• **WHAT YOU NEED TO DO**
Every record below is to be retyped exactly.

[Interface dataset entries]
:::::

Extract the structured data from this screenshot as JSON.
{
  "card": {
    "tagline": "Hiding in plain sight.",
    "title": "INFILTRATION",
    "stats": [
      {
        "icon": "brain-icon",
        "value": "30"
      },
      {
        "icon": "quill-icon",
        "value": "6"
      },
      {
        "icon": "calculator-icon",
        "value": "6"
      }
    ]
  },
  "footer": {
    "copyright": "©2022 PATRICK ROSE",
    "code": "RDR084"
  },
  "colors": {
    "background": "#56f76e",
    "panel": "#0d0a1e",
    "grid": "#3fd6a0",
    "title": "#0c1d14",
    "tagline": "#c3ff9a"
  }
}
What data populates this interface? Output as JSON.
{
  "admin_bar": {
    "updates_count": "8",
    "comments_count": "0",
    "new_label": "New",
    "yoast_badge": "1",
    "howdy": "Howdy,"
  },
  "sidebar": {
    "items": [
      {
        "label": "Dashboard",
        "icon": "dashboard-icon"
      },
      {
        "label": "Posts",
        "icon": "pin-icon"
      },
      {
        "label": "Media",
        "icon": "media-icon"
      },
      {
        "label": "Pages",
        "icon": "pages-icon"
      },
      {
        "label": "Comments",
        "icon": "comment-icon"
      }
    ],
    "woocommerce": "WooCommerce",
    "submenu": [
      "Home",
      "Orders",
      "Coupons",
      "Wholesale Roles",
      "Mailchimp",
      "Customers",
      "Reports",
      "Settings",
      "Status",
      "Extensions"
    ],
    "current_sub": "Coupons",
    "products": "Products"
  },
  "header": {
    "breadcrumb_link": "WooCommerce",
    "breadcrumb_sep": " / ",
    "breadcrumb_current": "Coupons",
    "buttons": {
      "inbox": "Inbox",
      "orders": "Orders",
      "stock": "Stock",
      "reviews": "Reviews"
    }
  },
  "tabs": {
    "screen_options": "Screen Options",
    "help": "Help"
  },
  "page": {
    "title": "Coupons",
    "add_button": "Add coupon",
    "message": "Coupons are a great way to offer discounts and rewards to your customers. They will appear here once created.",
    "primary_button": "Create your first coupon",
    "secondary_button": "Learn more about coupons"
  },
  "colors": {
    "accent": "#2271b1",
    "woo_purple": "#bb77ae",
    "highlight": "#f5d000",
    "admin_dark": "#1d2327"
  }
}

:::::

• **EXPECTED OUTPUT**
Extract the structured data from this screenshot as JSON.
{
  "card": {
    "tagline": "Hiding in plain sight.",
    "title": "INFILTRATION",
    "stats": [
      {
        "icon": "brain-icon",
        "value": "30"
      },
      {
        "icon": "quill-icon",
        "value": "6"
      },
      {
        "icon": "calculator-icon",
        "value": "6"
      }
    ]
  },
  "footer": {
    "copyright": "©2022 PATRICK ROSE",
    "code": "RDR084"
  },
  "colors": {
    "background": "#56f76e",
    "panel": "#0d0a1e",
    "grid": "#3fd6a0",
    "title": "#0c1d14",
    "tagline": "#c3ff9a"
  }
}
What data populates this interface? Output as JSON.
{
  "admin_bar": {
    "updates_count": "8",
    "comments_count": "0",
    "new_label": "New",
    "yoast_badge": "1",
    "howdy": "Howdy,"
  },
  "sidebar": {
    "items": [
      {
        "label": "Dashboard",
        "icon": "dashboard-icon"
      },
      {
        "label": "Posts",
        "icon": "pin-icon"
      },
      {
        "label": "Media",
        "icon": "media-icon"
      },
      {
        "label": "Pages",
        "icon": "pages-icon"
      },
      {
        "label": "Comments",
        "icon": "comment-icon"
      }
    ],
    "woocommerce": "WooCommerce",
    "submenu": [
      "Home",
      "Orders",
      "Coupons",
      "Wholesale Roles",
      "Mailchimp",
      "Customers",
      "Reports",
      "Settings",
      "Status",
      "Extensions"
    ],
    "current_sub": "Coupons",
    "products": "Products"
  },
  "header": {
    "breadcrumb_link": "WooCommerce",
    "breadcrumb_sep": " / ",
    "breadcrumb_current": "Coupons",
    "buttons": {
      "inbox": "Inbox",
      "orders": "Orders",
      "stock": "Stock",
      "reviews": "Reviews"
    }
  },
  "tabs": {
    "screen_options": "Screen Options",
    "help": "Help"
  },
  "page": {
    "title": "Coupons",
    "add_button": "Add coupon",
    "message": "Coupons are a great way to offer discounts and rewards to your customers. They will appear here once created.",
    "primary_button": "Create your first coupon",
    "secondary_button": "Learn more about coupons"
  },
  "colors": {
    "accent": "#2271b1",
    "woo_purple": "#bb77ae",
    "highlight": "#f5d000",
    "admin_dark": "#1d2327"
  }
}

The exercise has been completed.